_TASK INSTRUCTIONS_
Give the records back exactly as written, but without the images.

_MATERIAL FOR THE TASK_
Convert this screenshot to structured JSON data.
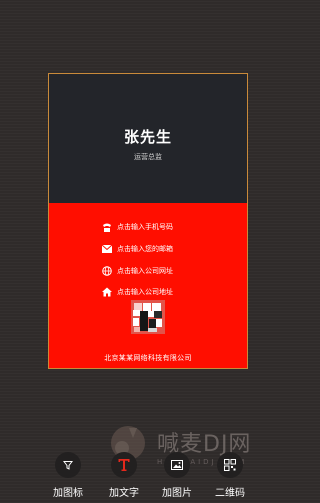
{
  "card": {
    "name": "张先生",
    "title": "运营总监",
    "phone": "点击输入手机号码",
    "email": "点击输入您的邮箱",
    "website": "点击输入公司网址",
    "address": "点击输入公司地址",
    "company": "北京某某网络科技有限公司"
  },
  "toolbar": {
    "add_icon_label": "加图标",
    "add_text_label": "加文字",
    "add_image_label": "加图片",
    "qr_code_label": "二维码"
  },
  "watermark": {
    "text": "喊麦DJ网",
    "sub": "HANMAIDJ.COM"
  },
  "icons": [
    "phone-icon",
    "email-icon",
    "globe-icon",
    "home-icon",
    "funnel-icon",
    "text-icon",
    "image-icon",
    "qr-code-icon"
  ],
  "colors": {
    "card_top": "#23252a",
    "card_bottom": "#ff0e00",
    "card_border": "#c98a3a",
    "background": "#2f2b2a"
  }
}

_WRITTEN ANSWER_
Convert this screenshot to structured JSON data.
{
  "card": {
    "name": "张先生",
    "title": "运营总监",
    "phone": "点击输入手机号码",
    "email": "点击输入您的邮箱",
    "website": "点击输入公司网址",
    "address": "点击输入公司地址",
    "company": "北京某某网络科技有限公司"
  },
  "toolbar": {
    "add_icon_label": "加图标",
    "add_text_label": "加文字",
    "add_image_label": "加图片",
    "qr_code_label": "二维码"
  },
  "watermark": {
    "text": "喊麦DJ网",
    "sub": "HANMAIDJ.COM"
  },
  "icons": [
    "phone-icon",
    "email-icon",
    "globe-icon",
    "home-icon",
    "funnel-icon",
    "text-icon",
    "image-icon",
    "qr-code-icon"
  ],
  "colors": {
    "card_top": "#23252a",
    "card_bottom": "#ff0e00",
    "card_border": "#c98a3a",
    "background": "#2f2b2a"
  }
}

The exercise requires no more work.